Transportation Goal 3
GOAL: Shift trips to affordable, equitable and safe mobility options
T-LU 3.1: Create more protected and connected bike lanes, greenways, sidewalks and electric bike and scooter share systems
Research shows that when safe pedestrian and bicycle infrastructure is built, more people feel comfortable walking and biking to get to where they need to go.
Paired with the distribution of shared bikes and scooters, a connected and well-maintained system provides mobility choices that have zero tailpipe emissions and provide residents with a way to integrate physical activity into their daily lives.
Expanding these modes of transportation complements expanded public transit by providing options for first- and last-mile travel to complete a full trip. This is essential for improved connectivity within a multi-modal system and job accessibility.
Incentives for used EVs or EV carsharing to expand EV charging would benefit low-income communities. Expanding charging infrastructure to underserved communities should be prioritized after extensive neighborhood education, outreach and input.
Smart Moves transit
T-LU 3.2: Build out the Smart Moves transit and mobility system, including the network
of mobility hubs
In 2017, the Smart Moves 3.0: Regional Transit and Mobility Plan was adopted.
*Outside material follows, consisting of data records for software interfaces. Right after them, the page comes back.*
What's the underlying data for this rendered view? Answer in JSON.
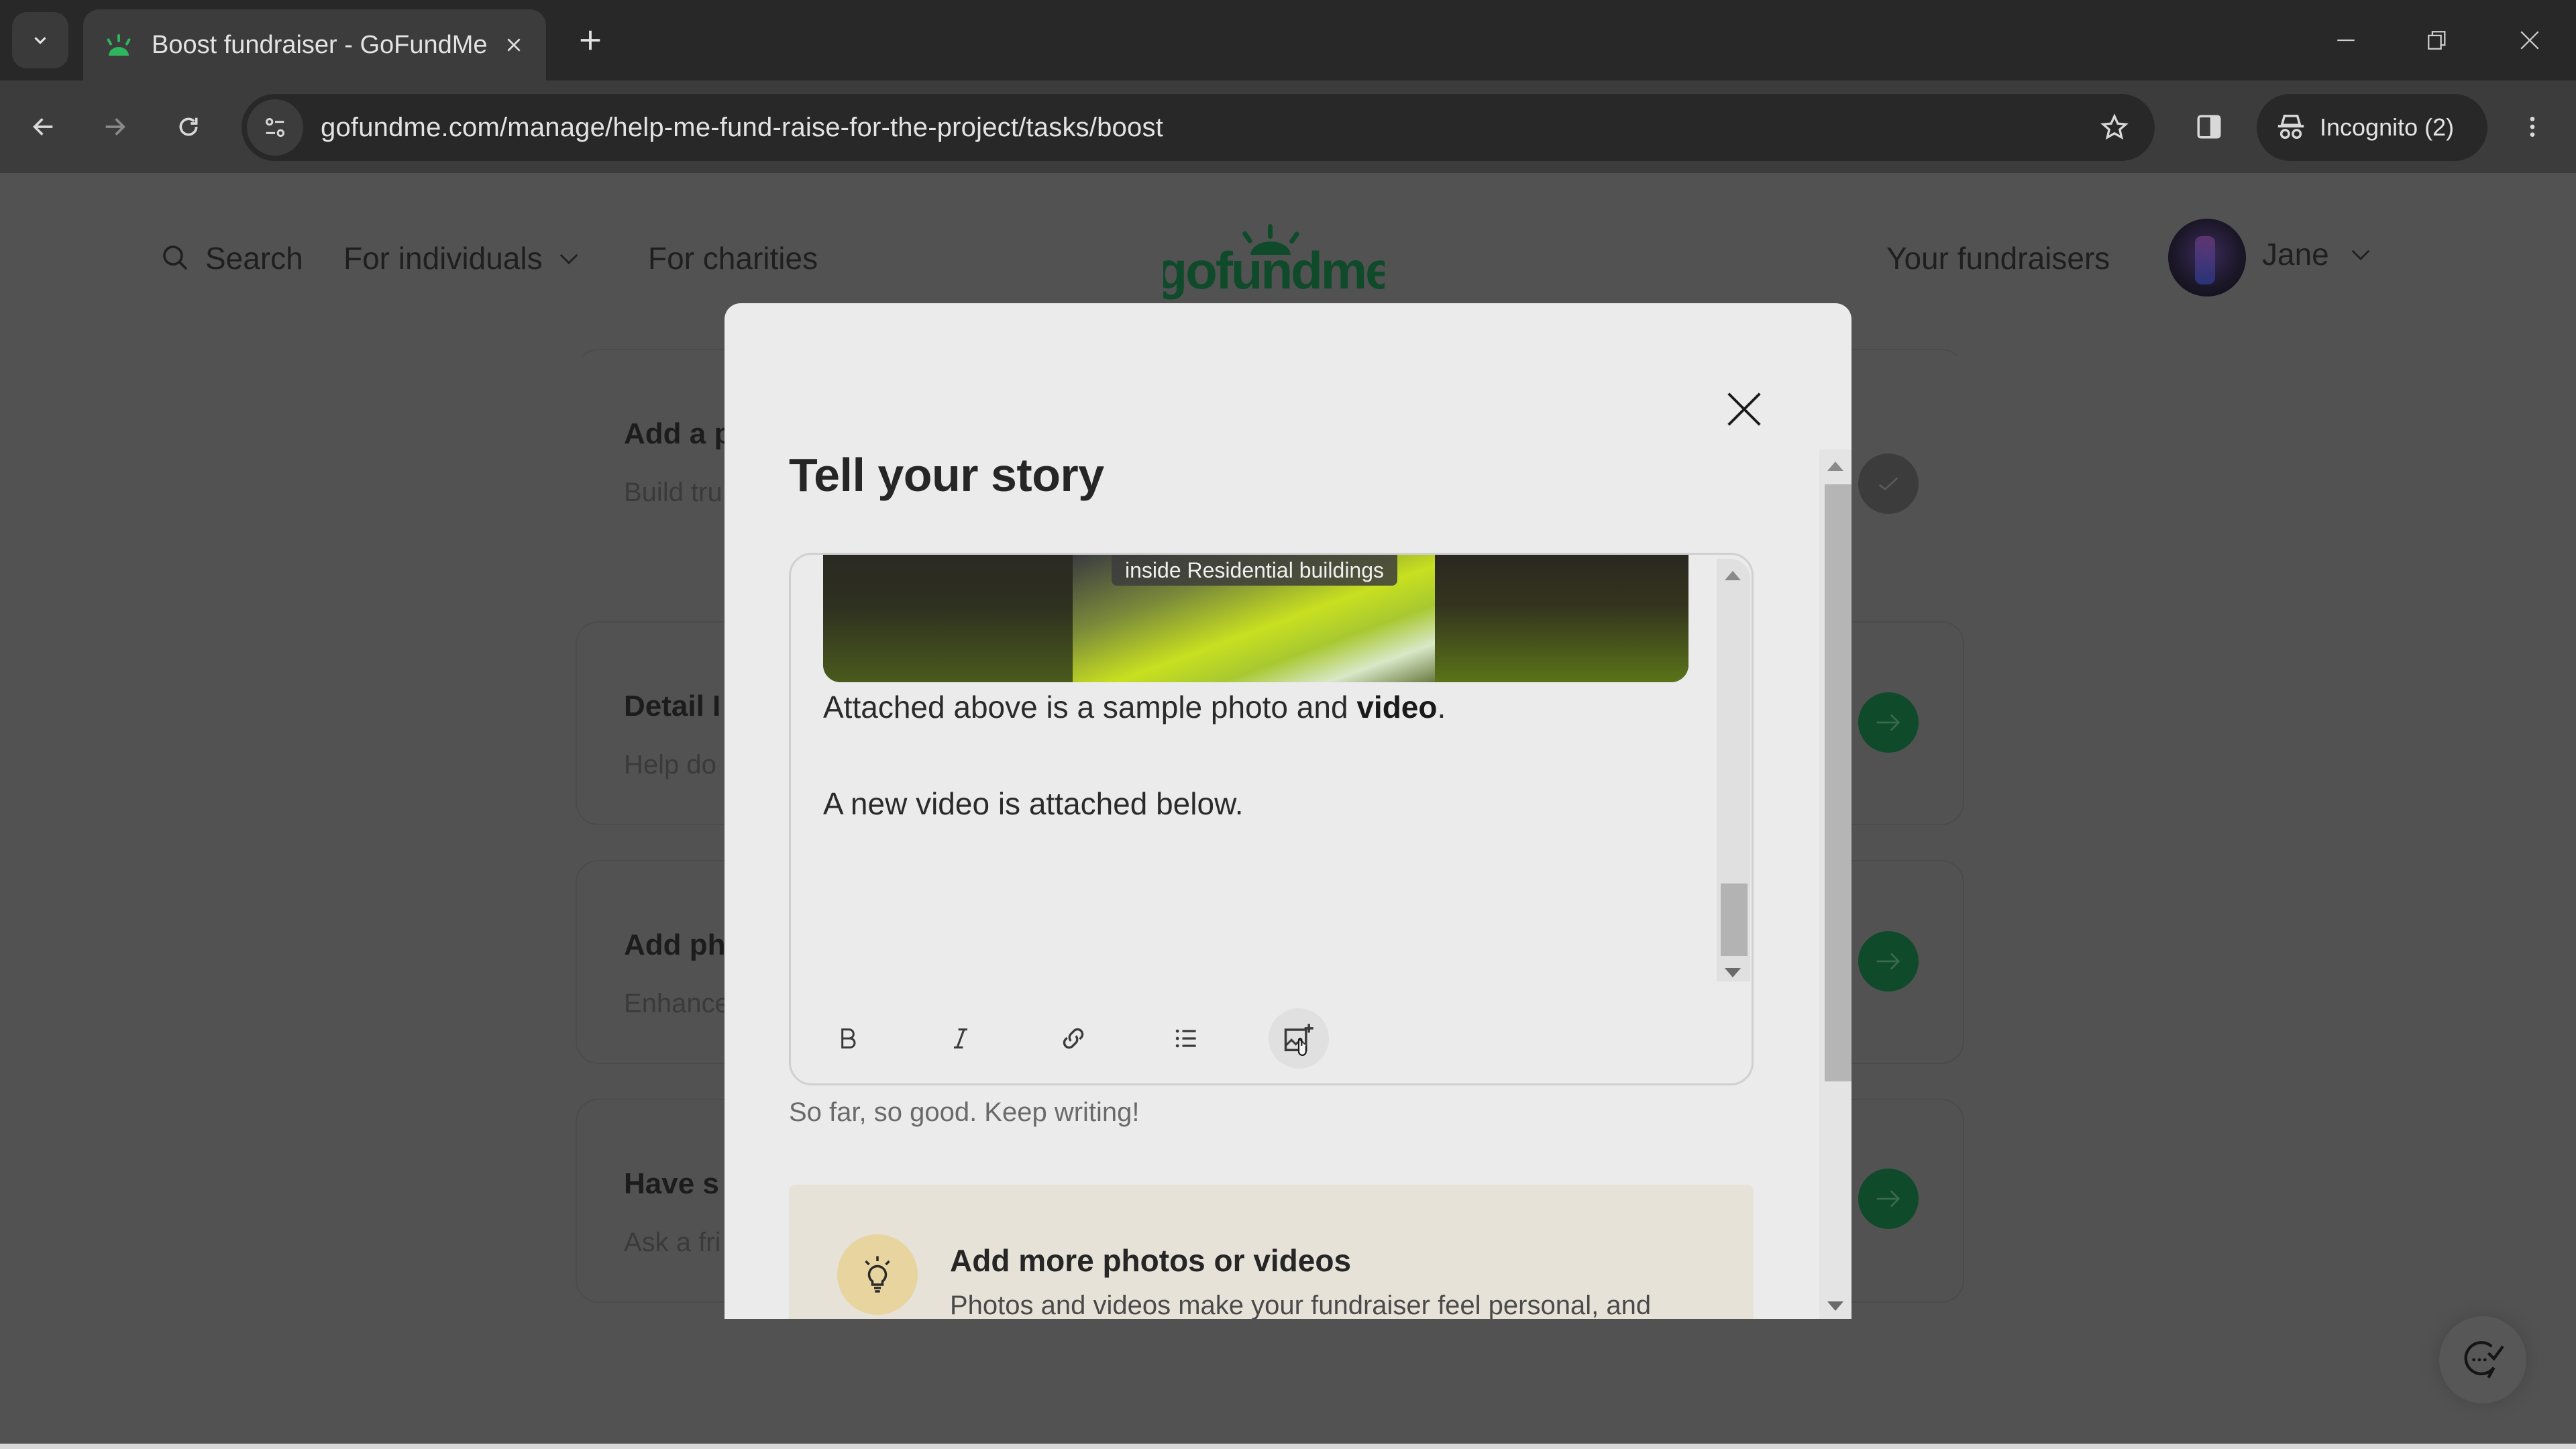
{
  "browser": {
    "tab": {
      "title": "Boost fundraiser - GoFundMe",
      "favicon": "gofundme-sprout-icon"
    },
    "new_tab_label": "+",
    "url": "gofundme.com/manage/help-me-fund-raise-for-the-project/tasks/boost",
    "profile_label": "Incognito (2)",
    "icons": {
      "tab_search": "chevron-down-icon",
      "back": "arrow-left-icon",
      "forward": "arrow-right-icon",
      "reload": "reload-icon",
      "site_info": "tune-icon",
      "bookmark": "star-icon",
      "side_panel": "side-panel-icon",
      "incognito": "incognito-icon",
      "menu": "kebab-menu-icon",
      "minimize": "minimize-icon",
      "restore": "restore-icon",
      "close": "close-icon"
    }
  },
  "site_header": {
    "search_label": "Search",
    "nav": [
      {
        "label": "For individuals",
        "has_dropdown": true
      },
      {
        "label": "For charities",
        "has_dropdown": false
      }
    ],
    "logo_text": "gofundme",
    "your_fundraisers_label": "Your fundraisers",
    "user_name": "Jane",
    "brand_color": "#00b964"
  },
  "task_cards": [
    {
      "title": "Add a p",
      "subtitle": "Build tru",
      "status": "done"
    },
    {
      "title": "Detail I",
      "subtitle": "Help do",
      "status": "todo"
    },
    {
      "title": "Add ph",
      "subtitle": "Enhance",
      "status": "todo"
    },
    {
      "title": "Have s",
      "subtitle": "Ask a fri",
      "status": "todo"
    }
  ],
  "modal": {
    "title": "Tell your story",
    "editor": {
      "video_caption": "inside Residential buildings",
      "paragraph_1_plain": "Attached above is a sample photo and ",
      "paragraph_1_bold": "video",
      "paragraph_1_end": ".",
      "paragraph_2": "A new video is attached below.",
      "toolbar": [
        {
          "name": "bold",
          "icon": "bold-icon",
          "glyph": "B"
        },
        {
          "name": "italic",
          "icon": "italic-icon",
          "glyph": "I"
        },
        {
          "name": "link",
          "icon": "link-icon"
        },
        {
          "name": "bulleted-list",
          "icon": "list-icon"
        },
        {
          "name": "insert-media",
          "icon": "add-media-icon",
          "hovered": true
        }
      ]
    },
    "helper_text": "So far, so good. Keep writing!",
    "tip": {
      "title": "Add more photos or videos",
      "body": "Photos and videos make your fundraiser feel personal, and",
      "icon": "lightbulb-icon"
    }
  },
  "floating_button": {
    "icon": "chat-check-icon"
  }
}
Smart Moves provides for increased and expanded fixed route transit service, a network of mobility hubs where different moves come together, and the expansion of supportive land use and mobility services across the Kansas City region. The Smart Moves 3.0 plan also places an emphasis on using transit and mobility services to increase the accessibility of employment opportunities.
Smart Moves contains plans to improve the regional transit system over a 20-year time horizon. These improvements include increasing the number of fast and frequent routes, and addressing the current deficit in east-west connectivity and low service levels during the evening and on weekends. These strategies will allow more people to count on transit as a reliable, safe and enjoyable transportation option.
Priority should be given to improving and expanding service in low-income communities and communities of color, which are
more impacted by jobs access and environmental quality issues.
T-LU 3.3: Encourage a shift to other modes of transportation through parking policy
Parking policies have the power to impact how much people choose to drive alone versus use other modes like transit, biking, walking, carpool/vanpool and scooter/bikeshare programs. If people do choose to drive, smart parking technologies can provide drivers with information on parking availability and reduce circulation in a district— and therefore greenhouse gas emissions.
Additionally, parking is expensive for developers to provide. Surface parking spots cost between $5,000 and $10,000 to construct and a spot in a parking structure generally costs over $20,000 to build. Allowing developers near fast and frequent transit to decrease or eliminate the amount of parking they build serves as both a development incentive and facilitates the creation of more affordable housing units.
Reducing the area for parking increases the viability of public transit, makes streets more walkable and reduces heat islands and stormwater runoff.